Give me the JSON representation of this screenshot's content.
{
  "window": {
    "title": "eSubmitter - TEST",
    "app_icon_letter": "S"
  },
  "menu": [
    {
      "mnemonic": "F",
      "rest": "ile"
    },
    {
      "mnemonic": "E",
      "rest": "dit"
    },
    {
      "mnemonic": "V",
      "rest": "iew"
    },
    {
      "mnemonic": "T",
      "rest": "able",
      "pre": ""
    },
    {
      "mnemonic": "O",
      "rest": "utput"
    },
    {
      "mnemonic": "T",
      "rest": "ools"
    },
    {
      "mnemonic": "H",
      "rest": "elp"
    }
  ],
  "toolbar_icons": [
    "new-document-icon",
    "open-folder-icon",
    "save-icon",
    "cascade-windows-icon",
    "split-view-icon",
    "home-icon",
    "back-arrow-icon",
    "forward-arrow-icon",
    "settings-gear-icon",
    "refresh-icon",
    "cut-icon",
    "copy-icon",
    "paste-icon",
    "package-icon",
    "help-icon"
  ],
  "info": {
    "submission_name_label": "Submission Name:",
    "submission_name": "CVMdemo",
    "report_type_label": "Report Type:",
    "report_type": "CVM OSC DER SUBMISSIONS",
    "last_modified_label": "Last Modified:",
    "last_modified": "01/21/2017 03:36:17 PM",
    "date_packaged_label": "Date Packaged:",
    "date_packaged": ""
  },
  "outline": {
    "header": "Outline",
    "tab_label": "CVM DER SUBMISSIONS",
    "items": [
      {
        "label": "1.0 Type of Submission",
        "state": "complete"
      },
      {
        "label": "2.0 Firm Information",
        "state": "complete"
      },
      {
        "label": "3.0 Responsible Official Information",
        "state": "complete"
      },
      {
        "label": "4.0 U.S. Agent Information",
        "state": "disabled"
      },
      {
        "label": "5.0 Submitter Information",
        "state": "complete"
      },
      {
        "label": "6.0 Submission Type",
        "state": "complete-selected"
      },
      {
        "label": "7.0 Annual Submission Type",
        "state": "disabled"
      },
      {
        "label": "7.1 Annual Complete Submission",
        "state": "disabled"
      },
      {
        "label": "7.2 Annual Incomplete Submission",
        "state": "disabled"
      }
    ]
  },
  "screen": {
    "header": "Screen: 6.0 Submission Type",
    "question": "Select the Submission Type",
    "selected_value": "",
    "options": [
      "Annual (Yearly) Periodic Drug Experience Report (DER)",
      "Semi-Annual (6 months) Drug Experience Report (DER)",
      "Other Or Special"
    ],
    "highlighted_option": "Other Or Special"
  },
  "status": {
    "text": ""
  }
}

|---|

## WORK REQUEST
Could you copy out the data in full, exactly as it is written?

## EXERCISE SOLUTION
Give me the JSON representation of this screenshot's content.
{
  "window": {
    "title": "eSubmitter - TEST",
    "app_icon_letter": "S"
  },
  "menu": [
    {
      "mnemonic": "F",
      "rest": "ile"
    },
    {
      "mnemonic": "E",
      "rest": "dit"
    },
    {
      "mnemonic": "V",
      "rest": "iew"
    },
    {
      "mnemonic": "T",
      "rest": "able",
      "pre": ""
    },
    {
      "mnemonic": "O",
      "rest": "utput"
    },
    {
      "mnemonic": "T",
      "rest": "ools"
    },
    {
      "mnemonic": "H",
      "rest": "elp"
    }
  ],
  "toolbar_icons": [
    "new-document-icon",
    "open-folder-icon",
    "save-icon",
    "cascade-windows-icon",
    "split-view-icon",
    "home-icon",
    "back-arrow-icon",
    "forward-arrow-icon",
    "settings-gear-icon",
    "refresh-icon",
    "cut-icon",
    "copy-icon",
    "paste-icon",
    "package-icon",
    "help-icon"
  ],
  "info": {
    "submission_name_label": "Submission Name:",
    "submission_name": "CVMdemo",
    "report_type_label": "Report Type:",
    "report_type": "CVM OSC DER SUBMISSIONS",
    "last_modified_label": "Last Modified:",
    "last_modified": "01/21/2017 03:36:17 PM",
    "date_packaged_label": "Date Packaged:",
    "date_packaged": ""
  },
  "outline": {
    "header": "Outline",
    "tab_label": "CVM DER SUBMISSIONS",
    "items": [
      {
        "label": "1.0 Type of Submission",
        "state": "complete"
      },
      {
        "label": "2.0 Firm Information",
        "state": "complete"
      },
      {
        "label": "3.0 Responsible Official Information",
        "state": "complete"
      },
      {
        "label": "4.0 U.S. Agent Information",
        "state": "disabled"
      },
      {
        "label": "5.0 Submitter Information",
        "state": "complete"
      },
      {
        "label": "6.0 Submission Type",
        "state": "complete-selected"
      },
      {
        "label": "7.0 Annual Submission Type",
        "state": "disabled"
      },
      {
        "label": "7.1 Annual Complete Submission",
        "state": "disabled"
      },
      {
        "label": "7.2 Annual Incomplete Submission",
        "state": "disabled"
      }
    ]
  },
  "screen": {
    "header": "Screen: 6.0 Submission Type",
    "question": "Select the Submission Type",
    "selected_value": "",
    "options": [
      "Annual (Yearly) Periodic Drug Experience Report (DER)",
      "Semi-Annual (6 months) Drug Experience Report (DER)",
      "Other Or Special"
    ],
    "highlighted_option": "Other Or Special"
  },
  "status": {
    "text": ""
  }
}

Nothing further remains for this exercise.